* [PROBLEM REQUIREMENTS]
Return each line of the entries that holds the string "JSON".

* [RECORDS SHOWN]
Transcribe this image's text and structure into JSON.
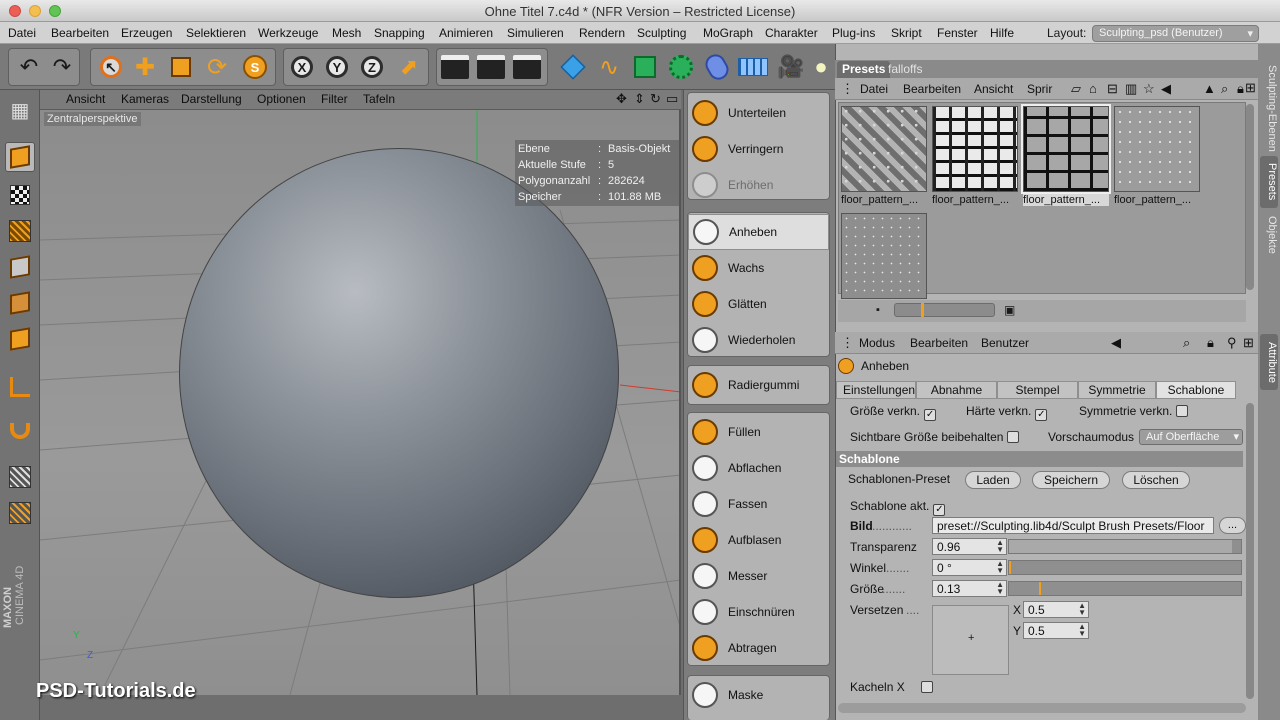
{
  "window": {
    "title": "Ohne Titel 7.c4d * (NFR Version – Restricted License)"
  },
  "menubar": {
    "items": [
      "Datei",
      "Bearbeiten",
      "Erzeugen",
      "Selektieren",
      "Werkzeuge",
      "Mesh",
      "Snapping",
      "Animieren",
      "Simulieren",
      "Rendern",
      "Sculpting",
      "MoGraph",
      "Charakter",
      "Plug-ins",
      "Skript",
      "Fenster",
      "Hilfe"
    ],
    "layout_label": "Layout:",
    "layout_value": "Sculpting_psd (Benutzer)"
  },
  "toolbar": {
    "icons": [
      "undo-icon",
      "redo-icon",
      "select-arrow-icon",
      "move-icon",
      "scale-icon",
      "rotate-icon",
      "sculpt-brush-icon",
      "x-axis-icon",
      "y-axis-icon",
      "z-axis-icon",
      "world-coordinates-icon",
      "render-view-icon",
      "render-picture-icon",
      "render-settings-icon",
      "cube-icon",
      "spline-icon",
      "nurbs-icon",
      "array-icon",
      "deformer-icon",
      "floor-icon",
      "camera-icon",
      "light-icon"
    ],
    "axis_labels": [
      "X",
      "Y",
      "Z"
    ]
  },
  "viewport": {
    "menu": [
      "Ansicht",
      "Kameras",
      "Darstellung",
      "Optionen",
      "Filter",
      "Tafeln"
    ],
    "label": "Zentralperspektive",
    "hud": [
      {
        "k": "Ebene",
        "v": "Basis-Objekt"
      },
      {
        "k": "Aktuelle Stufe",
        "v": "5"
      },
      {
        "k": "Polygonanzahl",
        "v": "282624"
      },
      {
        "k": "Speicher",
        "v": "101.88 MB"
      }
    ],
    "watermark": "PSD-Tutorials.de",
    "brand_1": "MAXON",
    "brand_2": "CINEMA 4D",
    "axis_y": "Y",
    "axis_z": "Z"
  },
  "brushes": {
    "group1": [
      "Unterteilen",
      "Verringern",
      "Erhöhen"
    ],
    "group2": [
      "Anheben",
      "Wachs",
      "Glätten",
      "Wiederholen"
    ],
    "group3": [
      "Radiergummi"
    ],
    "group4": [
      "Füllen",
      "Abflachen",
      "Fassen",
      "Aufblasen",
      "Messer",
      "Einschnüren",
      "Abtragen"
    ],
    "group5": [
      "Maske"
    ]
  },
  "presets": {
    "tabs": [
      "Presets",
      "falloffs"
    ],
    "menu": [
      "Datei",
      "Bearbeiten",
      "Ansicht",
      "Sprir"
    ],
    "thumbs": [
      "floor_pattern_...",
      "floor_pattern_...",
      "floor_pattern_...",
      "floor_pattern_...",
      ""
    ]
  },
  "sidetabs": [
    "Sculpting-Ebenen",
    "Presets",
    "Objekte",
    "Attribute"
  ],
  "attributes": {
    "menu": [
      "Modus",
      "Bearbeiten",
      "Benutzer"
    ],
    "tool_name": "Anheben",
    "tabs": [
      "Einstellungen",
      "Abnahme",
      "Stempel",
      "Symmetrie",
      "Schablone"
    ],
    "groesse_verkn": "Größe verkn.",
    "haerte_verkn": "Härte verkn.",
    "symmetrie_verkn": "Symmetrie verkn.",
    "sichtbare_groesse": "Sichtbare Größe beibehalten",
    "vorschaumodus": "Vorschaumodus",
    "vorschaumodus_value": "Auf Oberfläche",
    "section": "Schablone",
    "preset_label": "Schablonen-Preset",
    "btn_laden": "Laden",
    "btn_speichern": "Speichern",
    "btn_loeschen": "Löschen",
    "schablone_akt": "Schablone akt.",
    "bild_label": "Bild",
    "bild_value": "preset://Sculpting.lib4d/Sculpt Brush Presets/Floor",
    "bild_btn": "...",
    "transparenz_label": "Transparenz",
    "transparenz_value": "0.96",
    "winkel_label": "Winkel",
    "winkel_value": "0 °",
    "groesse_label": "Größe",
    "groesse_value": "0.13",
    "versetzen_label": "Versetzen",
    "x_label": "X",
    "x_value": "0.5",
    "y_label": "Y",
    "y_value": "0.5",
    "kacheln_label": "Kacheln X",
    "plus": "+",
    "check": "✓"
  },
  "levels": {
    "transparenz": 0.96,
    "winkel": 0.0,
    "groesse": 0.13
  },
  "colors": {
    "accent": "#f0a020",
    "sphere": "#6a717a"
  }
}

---

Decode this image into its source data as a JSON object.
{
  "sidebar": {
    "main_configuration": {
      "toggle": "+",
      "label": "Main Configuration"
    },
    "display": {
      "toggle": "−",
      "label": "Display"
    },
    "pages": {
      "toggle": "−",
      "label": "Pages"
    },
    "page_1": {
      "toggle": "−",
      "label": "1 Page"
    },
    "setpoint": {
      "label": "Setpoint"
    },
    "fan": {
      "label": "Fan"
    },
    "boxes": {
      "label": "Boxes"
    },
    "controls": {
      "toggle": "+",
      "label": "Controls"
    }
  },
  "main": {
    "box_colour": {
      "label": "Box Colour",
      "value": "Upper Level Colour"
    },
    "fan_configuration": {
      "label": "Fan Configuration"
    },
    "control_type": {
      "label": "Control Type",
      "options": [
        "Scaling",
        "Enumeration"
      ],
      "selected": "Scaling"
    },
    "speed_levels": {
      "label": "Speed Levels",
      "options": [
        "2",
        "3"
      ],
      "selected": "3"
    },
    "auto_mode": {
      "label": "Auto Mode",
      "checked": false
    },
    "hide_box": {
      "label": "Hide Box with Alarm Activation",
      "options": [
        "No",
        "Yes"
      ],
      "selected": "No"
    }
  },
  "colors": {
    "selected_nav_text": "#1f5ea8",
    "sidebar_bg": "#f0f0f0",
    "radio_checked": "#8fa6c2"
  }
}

* [FINISHED EXERCISE]
Transcribe this image's text and structure into JSON.
Decode this image into its source data as a JSON object.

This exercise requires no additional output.